But the fact that only a handful of applications are supported at this time (mostly USA only apps) shouldn’t be a deterrent. The real power in Chromecast is the ability to cast anything from Chrome to your TV by mirroring what’s in a Chrome browser tab. To do this, you need to first install the beta Chromecast extension in Chrome. Once this is done, you can mirror anything in the tab to your TV, including streaming video – which also uses the speakers in your TV. As Chrome also allows you to drag and drop local media into the browser tab, you can also open MP4, AVI, MKV and MP3 files on Chromecast.

After spending the last five days watching content on my TV through Chromecast, I have to say that I’m hooked. I’ve been an early cord-cutter and have tried numerous alternatives to cable to try to get the content that I want, when I want. What I like about Chromecast is its simplicity and the fact that it just works. There’s no clunky interface to wade through. No remote that gives up on you after a couple of months. It’s just you, your laptop or tablet, and one click to content.

With reliable content streaming and mirroring for only $35 it’s easy to see why these devices sold out in minutes after being released in the United States, thus already commanding a big price on eBay. Analytics company comScore indicates that cord-cutting is on the rise here in Canada, showing 16% of Canadians having already ditched traditional TV, so I would expect that when Chromecast is officially available North of the border they won’t last long on our shelves either.

However, in an email to us Google noted that availability of Chromecast in Canada has “no timeline yet. Fingers crossed won’t be long.”

Tom Emrich

Tom Emrich
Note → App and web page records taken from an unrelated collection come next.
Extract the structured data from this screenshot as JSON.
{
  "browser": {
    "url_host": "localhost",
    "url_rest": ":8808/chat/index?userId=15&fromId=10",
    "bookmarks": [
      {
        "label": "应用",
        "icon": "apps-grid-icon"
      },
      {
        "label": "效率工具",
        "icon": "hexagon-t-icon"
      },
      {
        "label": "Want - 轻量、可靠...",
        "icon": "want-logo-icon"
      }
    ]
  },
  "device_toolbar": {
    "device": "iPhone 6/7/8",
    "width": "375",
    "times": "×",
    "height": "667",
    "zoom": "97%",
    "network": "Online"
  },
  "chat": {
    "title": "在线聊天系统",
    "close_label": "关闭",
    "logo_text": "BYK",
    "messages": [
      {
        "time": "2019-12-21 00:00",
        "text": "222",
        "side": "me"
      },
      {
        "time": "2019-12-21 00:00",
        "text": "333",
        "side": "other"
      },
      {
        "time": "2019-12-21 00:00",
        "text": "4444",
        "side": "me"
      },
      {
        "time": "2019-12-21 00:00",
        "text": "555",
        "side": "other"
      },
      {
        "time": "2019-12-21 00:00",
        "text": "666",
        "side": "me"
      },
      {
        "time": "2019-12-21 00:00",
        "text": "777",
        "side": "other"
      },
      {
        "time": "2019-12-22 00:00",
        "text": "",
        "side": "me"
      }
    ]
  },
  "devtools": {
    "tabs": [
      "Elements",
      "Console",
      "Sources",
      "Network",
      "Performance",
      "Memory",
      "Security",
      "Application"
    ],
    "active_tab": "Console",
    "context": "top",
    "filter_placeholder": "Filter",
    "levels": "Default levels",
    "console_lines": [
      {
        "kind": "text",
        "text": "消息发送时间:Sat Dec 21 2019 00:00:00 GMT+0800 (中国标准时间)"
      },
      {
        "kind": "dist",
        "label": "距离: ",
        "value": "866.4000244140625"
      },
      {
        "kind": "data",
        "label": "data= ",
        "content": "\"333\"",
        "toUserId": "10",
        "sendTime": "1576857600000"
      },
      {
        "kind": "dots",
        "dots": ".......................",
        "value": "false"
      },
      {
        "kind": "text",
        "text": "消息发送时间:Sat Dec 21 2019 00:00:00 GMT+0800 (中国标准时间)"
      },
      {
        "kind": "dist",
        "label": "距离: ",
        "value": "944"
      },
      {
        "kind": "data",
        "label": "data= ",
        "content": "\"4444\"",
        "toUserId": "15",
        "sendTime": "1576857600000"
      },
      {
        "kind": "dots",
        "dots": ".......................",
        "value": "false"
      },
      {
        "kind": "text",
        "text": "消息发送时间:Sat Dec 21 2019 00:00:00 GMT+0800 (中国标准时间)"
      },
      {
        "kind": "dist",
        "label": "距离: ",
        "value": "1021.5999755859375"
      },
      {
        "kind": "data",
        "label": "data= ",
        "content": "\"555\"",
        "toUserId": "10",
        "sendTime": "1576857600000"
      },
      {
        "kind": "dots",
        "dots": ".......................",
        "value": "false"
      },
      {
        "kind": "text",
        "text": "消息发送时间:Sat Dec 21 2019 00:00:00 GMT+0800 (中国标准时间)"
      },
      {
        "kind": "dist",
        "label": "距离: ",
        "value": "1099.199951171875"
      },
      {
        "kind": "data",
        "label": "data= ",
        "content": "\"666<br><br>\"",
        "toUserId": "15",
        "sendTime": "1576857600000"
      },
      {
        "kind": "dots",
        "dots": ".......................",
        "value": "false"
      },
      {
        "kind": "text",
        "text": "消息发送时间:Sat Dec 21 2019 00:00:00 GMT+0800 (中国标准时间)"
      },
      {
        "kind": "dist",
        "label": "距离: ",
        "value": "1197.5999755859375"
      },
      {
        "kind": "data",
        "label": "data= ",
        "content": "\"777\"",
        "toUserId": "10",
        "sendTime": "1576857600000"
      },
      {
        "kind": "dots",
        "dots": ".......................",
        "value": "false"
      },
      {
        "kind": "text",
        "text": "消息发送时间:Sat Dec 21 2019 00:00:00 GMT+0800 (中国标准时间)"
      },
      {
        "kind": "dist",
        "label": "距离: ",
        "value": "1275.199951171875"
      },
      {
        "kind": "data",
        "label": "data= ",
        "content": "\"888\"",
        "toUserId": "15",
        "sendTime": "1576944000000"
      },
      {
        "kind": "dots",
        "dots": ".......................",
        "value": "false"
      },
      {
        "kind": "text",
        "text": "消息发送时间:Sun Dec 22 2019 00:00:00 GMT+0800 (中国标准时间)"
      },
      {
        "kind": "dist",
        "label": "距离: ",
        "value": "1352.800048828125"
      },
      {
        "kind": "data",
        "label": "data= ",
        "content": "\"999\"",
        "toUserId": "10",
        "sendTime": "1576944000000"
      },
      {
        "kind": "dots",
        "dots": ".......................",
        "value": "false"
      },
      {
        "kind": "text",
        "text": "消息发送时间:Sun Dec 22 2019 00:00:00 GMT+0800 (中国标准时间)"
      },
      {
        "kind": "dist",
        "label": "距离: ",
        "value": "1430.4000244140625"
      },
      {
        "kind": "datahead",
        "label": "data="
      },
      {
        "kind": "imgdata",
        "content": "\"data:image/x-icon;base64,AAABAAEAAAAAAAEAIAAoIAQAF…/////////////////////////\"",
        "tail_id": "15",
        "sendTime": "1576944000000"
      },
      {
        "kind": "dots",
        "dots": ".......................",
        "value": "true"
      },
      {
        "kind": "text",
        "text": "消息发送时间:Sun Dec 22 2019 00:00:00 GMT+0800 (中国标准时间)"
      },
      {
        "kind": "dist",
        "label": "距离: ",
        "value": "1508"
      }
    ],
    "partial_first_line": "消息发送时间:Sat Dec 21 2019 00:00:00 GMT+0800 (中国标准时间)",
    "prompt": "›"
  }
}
As a writer, consultant and community builder, Tom Emrich uses his passion for new technologies to act as a catalyst to bring on the future. He founded We Are Wearables, an organization that rallies the tech community together to learn, discuss and celebrate the wearable tech space in order to foster adoption and facilitate innovation. We Are Wearables currently has chapters in Toronto and Chicago. Tom writes regularly about wearables and other emerging technologies for MobileSyrup, BetaKit and Designers of Things. He also works with startups, and large organizations as an advisor and consultant offering assistance on product development, marketing and organizational strategy.